Q. You also host live shows, what's the idea behind these?


Mark: "Yes, we do a range of shows. Some are in-house celebration sharing events aimed at people who are starting out. The idea behind these shows is for people to start building their performance skills; it's fine to make mistakes at them, it's fine to look at a phone and no matter how many bum notes you might sing you’ll get a big round of applause and a big cheer because you’ve had a go and built your experience".


"We then also have public events for people who are a little bit more advanced in their journeys and a bit more confident around performing".



Q. What do you want the students to get out of their performances?


Mark: "Every time you play in front of an audience you learn a little bit more about yourself as a person, as a musician and as a performer. So that's really what playing these gigs are about, building your own confidence and self worth".


Grace: "I think the self worth part's really important. I started gigging when I was like 13 and I didn't know for years that you're meant to get paid for it. It doesn't matter how old you are if you're gigging, you're meant to get paid. These gigs show them that when they do things outside of the youth centre they should know their worth and expect to get paid for their talent".


Elliot: "Performing is a nerve wracking thing. We give these kids an embryonic kind of experience that teaches them, in a safe environment, that it's okay to mess up a little bit. We give them feedback and they learn a little bit about themselves over time and pick up skills like memorising your lyrics, understanding how gigs are operated and how important set times and change overs are. It's developing your professionalism as well as your performance".


"Playing a show is like looking at a really cold swimming pool and you really want to jump in and do a cannonball but you start psyching yourself out because you’re scared of the cold. Once you've jumped off, ie. once you've started your song and your set is underway, you're in it. You know you're about to hit the water and there’s no turning back. But when you do hit the water you realise it’s just fine and all of a sudden you don't want to get out of the pool…you wanna stay in! The thrill of playing live is one of the most visceral and if I could bottle it up and give it to someone I would. These shows are the closest thing to doing that”.



Q. When is your next public live show?


Mark: “Our next show is on February 1st at Handyman’s Pub as part of Independent Venue Week. Grace, Samya and Elliot are all going to be performing. Then we’ve also got a young woman named Poppy King who's come to us via Grace. We’ve got Astles on as well so it’s going to be a sort of singer-songwriter showcase. It's just individuals getting up and doing their kind of set but I want to encourage all the artists to look at doing collaborations with each other too. Then we’re finish off with DJ sets from the lads out of Monks so its going to be a great night and, excitingly, Elliot is actually going to be performing solo for the first time”. (Get tickets for the live show here).



Q. How are you feeling about playing solo Elliot?

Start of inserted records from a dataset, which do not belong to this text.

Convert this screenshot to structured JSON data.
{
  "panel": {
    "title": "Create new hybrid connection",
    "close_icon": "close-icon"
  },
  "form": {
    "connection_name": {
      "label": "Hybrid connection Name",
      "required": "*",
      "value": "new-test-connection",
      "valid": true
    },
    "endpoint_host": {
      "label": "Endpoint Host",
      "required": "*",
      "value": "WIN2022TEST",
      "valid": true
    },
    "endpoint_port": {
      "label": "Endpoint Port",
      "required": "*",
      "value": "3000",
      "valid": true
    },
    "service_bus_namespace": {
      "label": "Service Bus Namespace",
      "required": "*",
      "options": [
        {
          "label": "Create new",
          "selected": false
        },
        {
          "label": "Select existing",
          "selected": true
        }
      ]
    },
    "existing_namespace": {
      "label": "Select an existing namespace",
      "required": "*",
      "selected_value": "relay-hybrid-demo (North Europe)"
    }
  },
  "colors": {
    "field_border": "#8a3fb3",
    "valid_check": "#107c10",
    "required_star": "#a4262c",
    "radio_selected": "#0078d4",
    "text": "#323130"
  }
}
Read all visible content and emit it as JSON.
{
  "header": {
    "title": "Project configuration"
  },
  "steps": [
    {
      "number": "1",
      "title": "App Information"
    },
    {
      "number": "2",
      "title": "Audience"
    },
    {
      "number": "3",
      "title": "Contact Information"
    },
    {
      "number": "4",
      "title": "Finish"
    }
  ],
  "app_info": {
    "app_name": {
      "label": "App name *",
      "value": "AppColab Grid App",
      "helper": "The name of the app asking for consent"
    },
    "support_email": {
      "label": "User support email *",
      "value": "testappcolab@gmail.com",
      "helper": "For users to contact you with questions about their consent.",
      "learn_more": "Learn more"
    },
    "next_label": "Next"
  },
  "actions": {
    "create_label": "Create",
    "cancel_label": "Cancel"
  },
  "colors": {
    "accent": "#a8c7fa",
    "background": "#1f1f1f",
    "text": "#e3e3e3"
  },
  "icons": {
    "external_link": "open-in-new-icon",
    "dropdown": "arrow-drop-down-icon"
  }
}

Elliot: "It's something that's outside of my comfort zone. I don't normally do anything like this but If I can’t push myself further outside my comfort zone when performing then how am I supposed to make the case for the kids we teach? You have to lead by example…even if that means going down with the ship haha”.



Q. Apart from coming down to the February 1st gig, how else can people support and get involved with Capeesh?


Mark: "If people want to get involved and support I think the best way to get in touch with us on email at capeeshlpl@gmail.com or you can donate to our GoFundMe here".
















Comments


BOOT FEST - 45 (1).png
bottom of page